── Excerpted data

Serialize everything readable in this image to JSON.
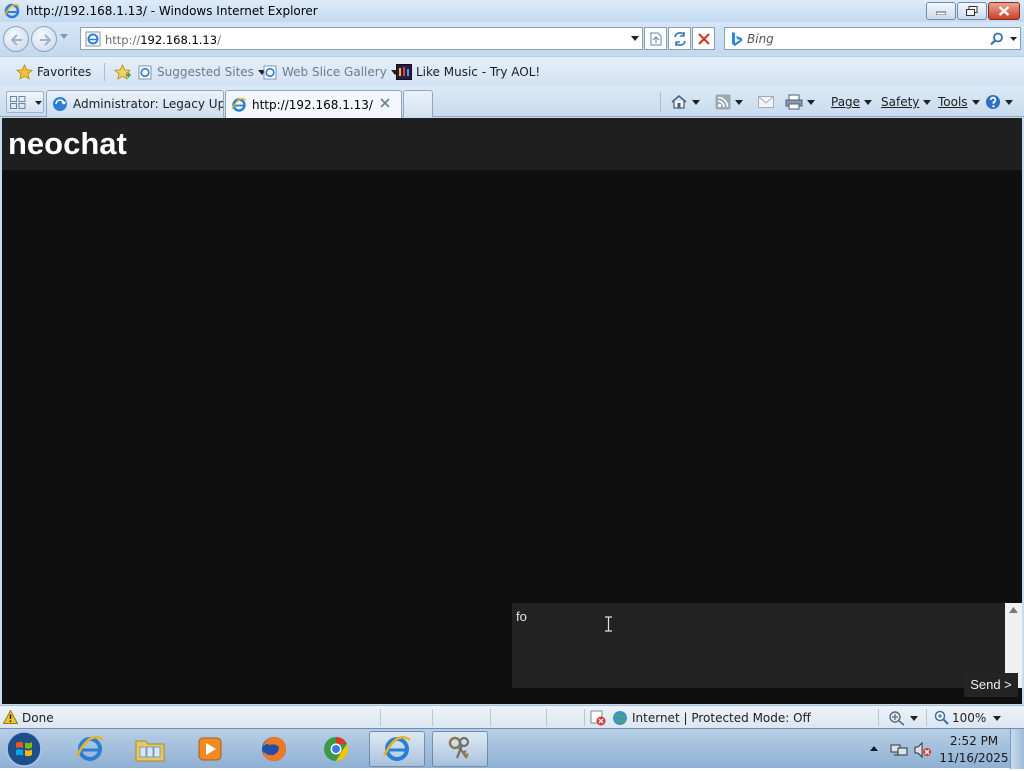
{
  "window": {
    "title": "http://192.168.1.13/ - Windows Internet Explorer"
  },
  "navigation": {
    "address_protocol": "http://",
    "address_host": "192.168.1.13",
    "address_path": "/",
    "search_placeholder": "Bing"
  },
  "favorites_bar": {
    "favorites_label": "Favorites",
    "items": [
      {
        "label": "Suggested Sites",
        "icon": "ie-page-icon"
      },
      {
        "label": "Web Slice Gallery",
        "icon": "ie-page-icon"
      },
      {
        "label": "Like Music - Try AOL!",
        "icon": "aol-music-icon"
      }
    ]
  },
  "tabs": [
    {
      "label": "Administrator: Legacy Upd...",
      "active": false,
      "icon": "update-globe-icon"
    },
    {
      "label": "http://192.168.1.13/",
      "active": true,
      "icon": "ie-icon"
    }
  ],
  "command_bar": {
    "page_label": "Page",
    "safety_label": "Safety",
    "tools_label": "Tools"
  },
  "app": {
    "title": "neochat",
    "composer_value": "fo",
    "send_label": "Send >",
    "colors": {
      "background": "#0f0f0f",
      "header": "#1f1f1f",
      "composer": "#222222",
      "text": "#ffffff"
    }
  },
  "status_bar": {
    "status_text": "Done",
    "zone_text": "Internet | Protected Mode: Off",
    "zoom": "100%"
  },
  "taskbar": {
    "apps": [
      "internet-explorer",
      "windows-explorer",
      "media-player",
      "firefox",
      "chrome",
      "internet-explorer-active",
      "keys-tool"
    ],
    "clock_time": "2:52 PM",
    "clock_date": "11/16/2025"
  }
}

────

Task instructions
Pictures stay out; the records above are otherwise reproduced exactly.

Answer space
Serialize everything readable in this image to JSON.
{
  "window": {
    "title": "http://192.168.1.13/ - Windows Internet Explorer"
  },
  "navigation": {
    "address_protocol": "http://",
    "address_host": "192.168.1.13",
    "address_path": "/",
    "search_placeholder": "Bing"
  },
  "favorites_bar": {
    "favorites_label": "Favorites",
    "items": [
      {
        "label": "Suggested Sites",
        "icon": "ie-page-icon"
      },
      {
        "label": "Web Slice Gallery",
        "icon": "ie-page-icon"
      },
      {
        "label": "Like Music - Try AOL!",
        "icon": "aol-music-icon"
      }
    ]
  },
  "tabs": [
    {
      "label": "Administrator: Legacy Upd...",
      "active": false,
      "icon": "update-globe-icon"
    },
    {
      "label": "http://192.168.1.13/",
      "active": true,
      "icon": "ie-icon"
    }
  ],
  "command_bar": {
    "page_label": "Page",
    "safety_label": "Safety",
    "tools_label": "Tools"
  },
  "app": {
    "title": "neochat",
    "composer_value": "fo",
    "send_label": "Send >",
    "colors": {
      "background": "#0f0f0f",
      "header": "#1f1f1f",
      "composer": "#222222",
      "text": "#ffffff"
    }
  },
  "status_bar": {
    "status_text": "Done",
    "zone_text": "Internet | Protected Mode: Off",
    "zoom": "100%"
  },
  "taskbar": {
    "apps": [
      "internet-explorer",
      "windows-explorer",
      "media-player",
      "firefox",
      "chrome",
      "internet-explorer-active",
      "keys-tool"
    ],
    "clock_time": "2:52 PM",
    "clock_date": "11/16/2025"
  }
}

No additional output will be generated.